Filter the records for lines holding the string "this".
*** Available data ***
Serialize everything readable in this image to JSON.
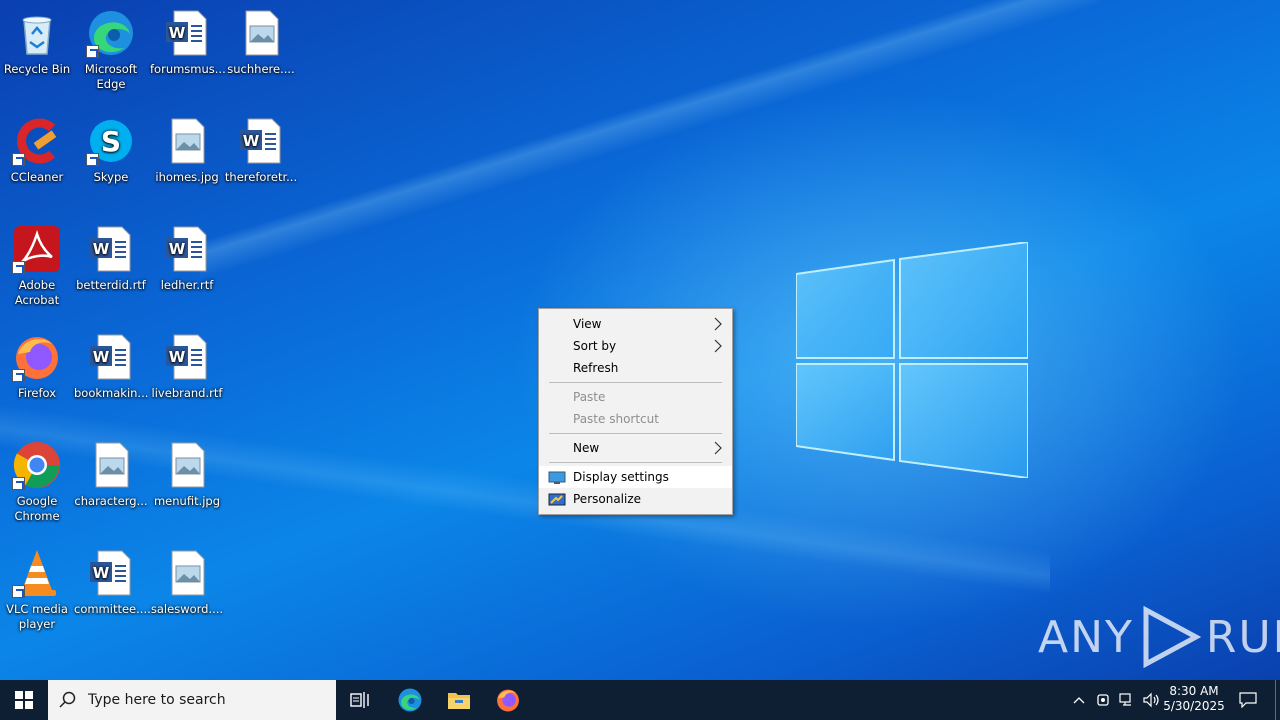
{
  "desktop": {
    "icons": [
      {
        "label": "Recycle Bin",
        "icon": "recycle-bin-icon"
      },
      {
        "label": "Microsoft Edge",
        "icon": "edge-icon"
      },
      {
        "label": "forumsmus...",
        "icon": "word-document-icon"
      },
      {
        "label": "suchhere....",
        "icon": "image-file-icon"
      },
      {
        "label": "CCleaner",
        "icon": "ccleaner-icon"
      },
      {
        "label": "Skype",
        "icon": "skype-icon"
      },
      {
        "label": "ihomes.jpg",
        "icon": "image-file-icon"
      },
      {
        "label": "thereforetr...",
        "icon": "word-document-icon"
      },
      {
        "label": "Adobe Acrobat",
        "icon": "acrobat-icon"
      },
      {
        "label": "betterdid.rtf",
        "icon": "word-document-icon"
      },
      {
        "label": "ledher.rtf",
        "icon": "word-document-icon"
      },
      {
        "label": "Firefox",
        "icon": "firefox-icon"
      },
      {
        "label": "bookmakin...",
        "icon": "word-document-icon"
      },
      {
        "label": "livebrand.rtf",
        "icon": "word-document-icon"
      },
      {
        "label": "Google Chrome",
        "icon": "chrome-icon"
      },
      {
        "label": "characterg...",
        "icon": "image-file-icon"
      },
      {
        "label": "menufit.jpg",
        "icon": "image-file-icon"
      },
      {
        "label": "VLC media player",
        "icon": "vlc-icon"
      },
      {
        "label": "committee....",
        "icon": "word-document-icon"
      },
      {
        "label": "salesword....",
        "icon": "image-file-icon"
      }
    ]
  },
  "context_menu": {
    "view": "View",
    "sort_by": "Sort by",
    "refresh": "Refresh",
    "paste": "Paste",
    "paste_shortcut": "Paste shortcut",
    "new": "New",
    "display_settings": "Display settings",
    "personalize": "Personalize"
  },
  "taskbar": {
    "search_placeholder": "Type here to search",
    "time": "8:30 AM",
    "date": "5/30/2025"
  },
  "watermark": {
    "text_left": "ANY",
    "text_right": "RUN"
  },
  "colors": {
    "taskbar": "#0f1f33",
    "menu_bg": "#f2f2f2",
    "accent": "#0078d7"
  }
}
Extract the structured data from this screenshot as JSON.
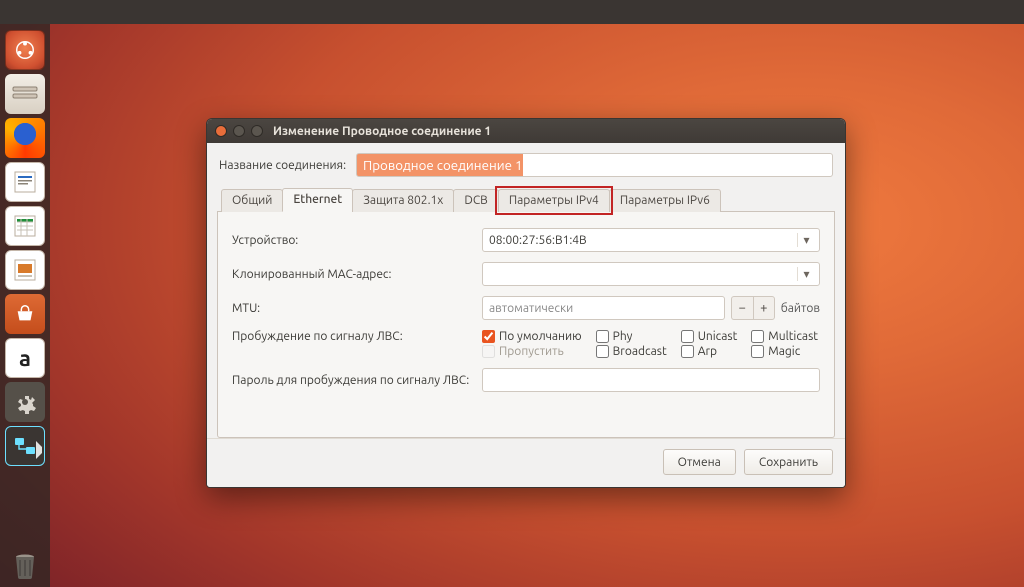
{
  "window": {
    "title": "Изменение Проводное соединение 1"
  },
  "name_row": {
    "label": "Название соединения:",
    "value": "Проводное соединение 1"
  },
  "tabs": {
    "general": "Общий",
    "ethernet": "Ethernet",
    "dot1x": "Защита 802.1x",
    "dcb": "DCB",
    "ipv4": "Параметры IPv4",
    "ipv6": "Параметры IPv6",
    "active": "ethernet",
    "highlighted": "ipv4"
  },
  "ethernet": {
    "device_label": "Устройство:",
    "device_value": "08:00:27:56:B1:4B",
    "cloned_mac_label": "Клонированный MAC-адрес:",
    "cloned_mac_value": "",
    "mtu_label": "MTU:",
    "mtu_value": "автоматически",
    "mtu_unit": "байтов",
    "wol_label": "Пробуждение по сигналу ЛВС:",
    "wol": {
      "default": "По умолчанию",
      "ignore": "Пропустить",
      "phy": "Phy",
      "broadcast": "Broadcast",
      "unicast": "Unicast",
      "arp": "Arp",
      "multicast": "Multicast",
      "magic": "Magic",
      "default_checked": true
    },
    "wol_password_label": "Пароль для пробуждения по сигналу ЛВС:",
    "wol_password_value": ""
  },
  "buttons": {
    "cancel": "Отмена",
    "save": "Сохранить"
  },
  "launcher": {
    "dash": "dash",
    "files": "files",
    "firefox": "firefox",
    "writer": "writer",
    "calc": "calc",
    "impress": "impress",
    "software": "software-center",
    "amazon": "amazon",
    "settings": "system-settings",
    "network": "network-manager",
    "trash": "trash"
  }
}
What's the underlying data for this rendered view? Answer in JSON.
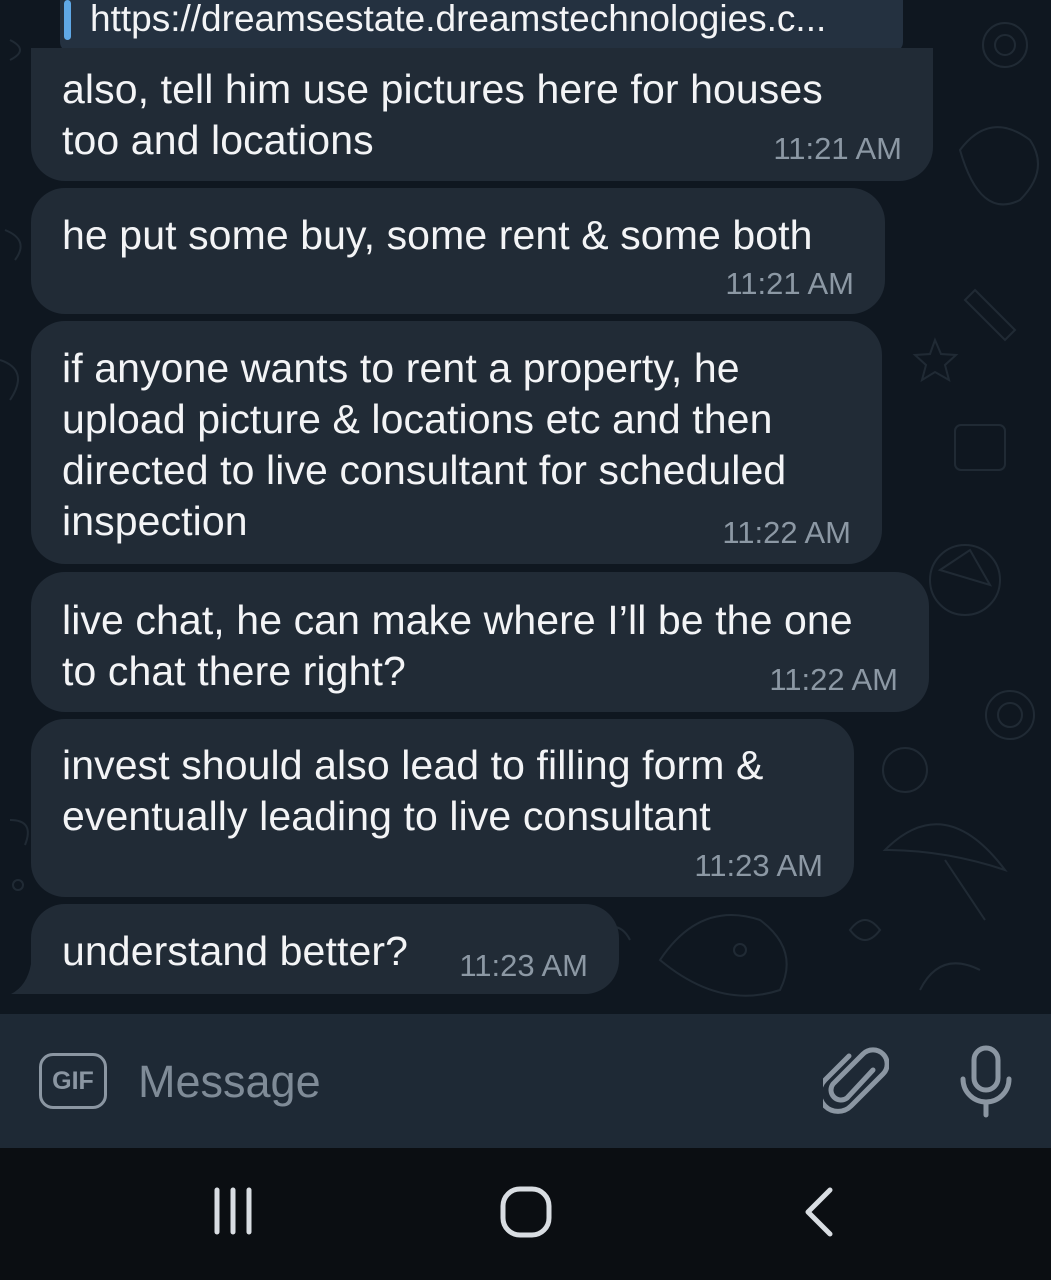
{
  "link_preview": {
    "url": "https://dreamsestate.dreamstechnologies.c..."
  },
  "messages": [
    {
      "text": "also, tell him use pictures here for houses\ntoo and locations",
      "time": "11:21 AM"
    },
    {
      "text": "he put some buy, some rent & some both",
      "time": "11:21 AM"
    },
    {
      "text": "if anyone wants to rent a property, he\nupload picture & locations etc and then\ndirected to live consultant for scheduled\ninspection",
      "time": "11:22 AM"
    },
    {
      "text": "live chat, he can make where I’ll be the one\nto chat there right?",
      "time": "11:22 AM"
    },
    {
      "text": "invest should also lead to filling form &\neventually leading to live consultant",
      "time": "11:23 AM"
    },
    {
      "text": "understand better?",
      "time": "11:23 AM"
    }
  ],
  "composer": {
    "gif_label": "GIF",
    "placeholder": "Message",
    "attach_icon": "paperclip-icon",
    "mic_icon": "microphone-icon"
  },
  "nav": {
    "recents_icon": "recents-icon",
    "home_icon": "home-icon",
    "back_icon": "back-icon"
  },
  "colors": {
    "background": "#0e1621",
    "bubble": "#212b36",
    "text": "#f3f4f6",
    "time": "#8c98a4",
    "link_accent": "#5fa8e6",
    "input_bar": "#1e2935",
    "nav_bar": "#0b0e12"
  }
}
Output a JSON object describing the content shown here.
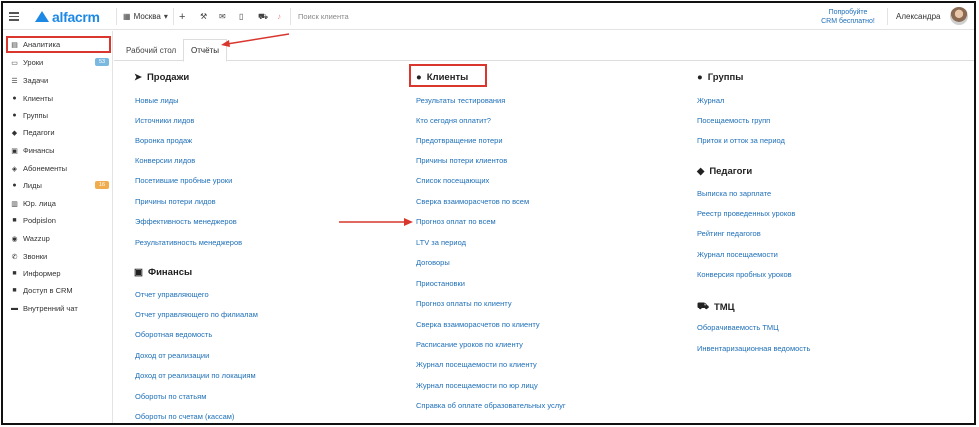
{
  "topbar": {
    "logo": "alfacrm",
    "city": "Москва",
    "search_placeholder": "Поиск клиента",
    "try_line1": "Попробуйте",
    "try_line2": "CRM бесплатно!",
    "user_name": "Александра"
  },
  "sidebar": {
    "items": [
      {
        "label": "Аналитика"
      },
      {
        "label": "Уроки",
        "badge": "53",
        "badge_color": "#7ab8e0"
      },
      {
        "label": "Задачи"
      },
      {
        "label": "Клиенты"
      },
      {
        "label": "Группы"
      },
      {
        "label": "Педагоги"
      },
      {
        "label": "Финансы"
      },
      {
        "label": "Абонементы"
      },
      {
        "label": "Лиды",
        "badge": "16",
        "badge_color": "#f0ad4e"
      },
      {
        "label": "Юр. лица"
      },
      {
        "label": "Podpislon"
      },
      {
        "label": "Wazzup"
      },
      {
        "label": "Звонки"
      },
      {
        "label": "Информер"
      },
      {
        "label": "Доступ в CRM"
      },
      {
        "label": "Внутренний чат"
      }
    ]
  },
  "tabs": [
    "Рабочий стол",
    "Отчёты"
  ],
  "sections": {
    "sales": {
      "title": "Продажи",
      "links": [
        "Новые лиды",
        "Источники лидов",
        "Воронка продаж",
        "Конверсии лидов",
        "Посетившие пробные уроки",
        "Причины потери лидов",
        "Эффективность менеджеров",
        "Результативность менеджеров"
      ]
    },
    "finance": {
      "title": "Финансы",
      "links": [
        "Отчет управляющего",
        "Отчет управляющего по филиалам",
        "Оборотная ведомость",
        "Доход от реализации",
        "Доход от реализации по локациям",
        "Обороты по статьям",
        "Обороты по счетам (кассам)"
      ]
    },
    "clients": {
      "title": "Клиенты",
      "links": [
        "Результаты тестирования",
        "Кто сегодня оплатит?",
        "Предотвращение потери",
        "Причины потери клиентов",
        "Список посещающих",
        "Сверка взаиморасчетов по всем",
        "Прогноз оплат по всем",
        "LTV за период",
        "Договоры",
        "Приостановки",
        "Прогноз оплаты по клиенту",
        "Сверка взаиморасчетов по клиенту",
        "Расписание уроков по клиенту",
        "Журнал посещаемости по клиенту",
        "Журнал посещаемости по юр лицу",
        "Справка об оплате образовательных услуг"
      ]
    },
    "groups": {
      "title": "Группы",
      "links": [
        "Журнал",
        "Посещаемость групп",
        "Приток и отток за период"
      ]
    },
    "teachers": {
      "title": "Педагоги",
      "links": [
        "Выписка по зарплате",
        "Реестр проведенных уроков",
        "Рейтинг педагогов",
        "Журнал посещаемости",
        "Конверсия пробных уроков"
      ]
    },
    "tmc": {
      "title": "ТМЦ",
      "links": [
        "Оборачиваемость ТМЦ",
        "Инвентаризационная ведомость"
      ]
    }
  }
}
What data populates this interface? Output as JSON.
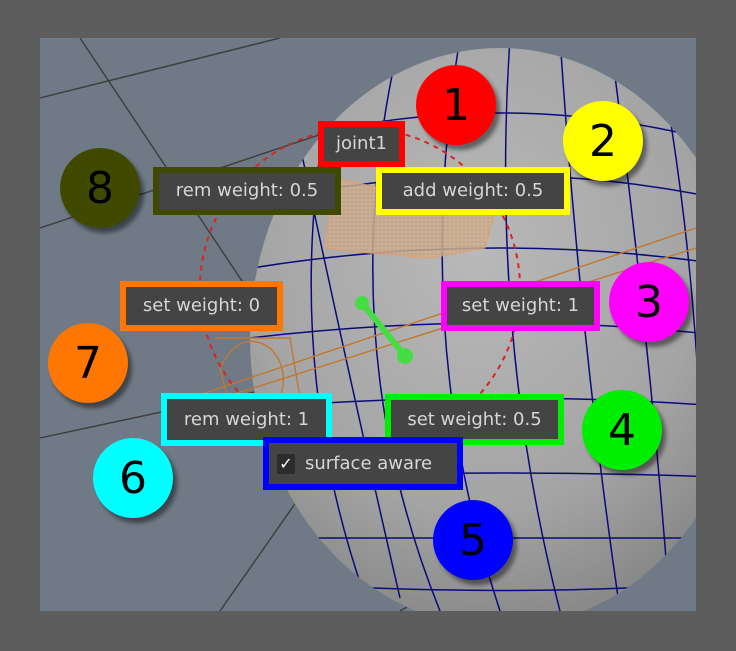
{
  "labels": {
    "joint": "joint1",
    "add_weight": "add weight: 0.5",
    "rem_weight_half": "rem weight: 0.5",
    "set_weight_one": "set weight: 1",
    "set_weight_zero": "set weight: 0",
    "rem_weight_one": "rem weight: 1",
    "set_weight_half": "set weight: 0.5",
    "surface_aware": "surface aware"
  },
  "surface_aware_checked": true,
  "badges": [
    "1",
    "2",
    "3",
    "4",
    "5",
    "6",
    "7",
    "8"
  ],
  "colors": {
    "badge1": "#ff0000",
    "badge2": "#ffff00",
    "badge3": "#ff00ff",
    "badge4": "#00ee00",
    "badge5": "#0000ff",
    "badge6": "#00ffff",
    "badge7": "#ff7700",
    "badge8": "#3f4a00",
    "wire": "#0a0a7a",
    "joint_bone": "#44dd44"
  },
  "icons": {
    "checkbox": "check-mark-icon"
  }
}
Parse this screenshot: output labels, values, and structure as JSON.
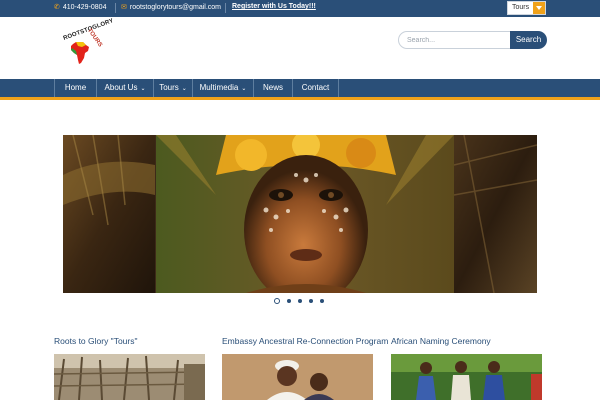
{
  "topbar": {
    "phone": "410-429-0804",
    "email": "rootstoglorytours@gmail.com",
    "register": "Register with Us Today!!!",
    "select_value": "Tours",
    "icons": {
      "phone": "phone-icon",
      "email": "envelope-icon"
    }
  },
  "logo": {
    "text_top": "ROOTSTOGLORY",
    "text_side": "TOURS"
  },
  "search": {
    "placeholder": "Search...",
    "button": "Search"
  },
  "nav": {
    "items": [
      {
        "label": "Home",
        "dropdown": false
      },
      {
        "label": "About Us",
        "dropdown": true
      },
      {
        "label": "Tours",
        "dropdown": true
      },
      {
        "label": "Multimedia",
        "dropdown": true
      },
      {
        "label": "News",
        "dropdown": false
      },
      {
        "label": "Contact",
        "dropdown": false
      }
    ]
  },
  "slider": {
    "dot_count": 5,
    "active_dot": 0
  },
  "sections": [
    {
      "title": "Roots to Glory \"Tours\""
    },
    {
      "title": "Embassy Ancestral Re-Connection Program"
    },
    {
      "title": "African Naming Ceremony"
    }
  ],
  "colors": {
    "brand_blue": "#2a4f78",
    "accent_orange": "#f0a21a"
  }
}
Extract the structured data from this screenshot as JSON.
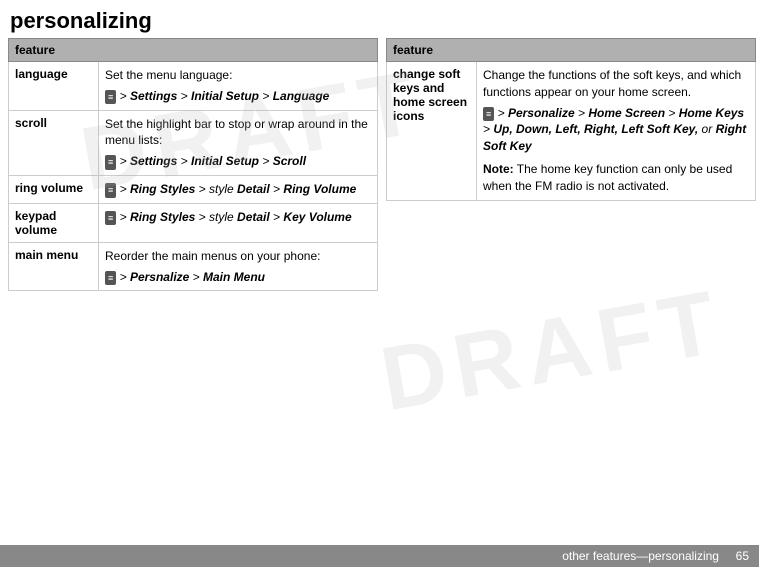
{
  "page": {
    "title": "personalizing",
    "footer": "other features—personalizing",
    "footer_page": "65"
  },
  "left_table": {
    "header": "feature",
    "rows": [
      {
        "name": "language",
        "desc": "Set the menu language:",
        "path": "> Settings > Initial Setup > Language"
      },
      {
        "name": "scroll",
        "desc": "Set the highlight bar to stop or wrap around in the menu lists:",
        "path": "> Settings > Initial Setup > Scroll"
      },
      {
        "name": "ring volume",
        "desc": "",
        "path": "> Ring Styles > style Detail > Ring Volume"
      },
      {
        "name": "keypad volume",
        "desc": "",
        "path": "> Ring Styles > style Detail > Key Volume"
      },
      {
        "name": "main menu",
        "desc": "Reorder the main menus on your phone:",
        "path": "> Persnalize > Main Menu"
      }
    ]
  },
  "right_table": {
    "header": "feature",
    "rows": [
      {
        "name": "change soft keys and home screen icons",
        "desc_1": "Change the functions of the soft keys, and which functions appear on your home screen.",
        "path": "> Personalize > Home Screen > Home Keys > Up, Down, Left, Right, Left Soft Key, or Right Soft Key",
        "note_label": "Note:",
        "note_text": "The home key function can only be used when the FM radio is not activated."
      }
    ]
  }
}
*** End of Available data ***
Reply to the task:
Serialize everything readable in this image to JSON.
Extract the structured data from this screenshot as JSON.
What's the underlying data for this rendered view? Answer in JSON.
What data populates this interface? Output as JSON.
Parse this screenshot: output labels, values, and structure as JSON.
Extract the structured data from this screenshot as JSON.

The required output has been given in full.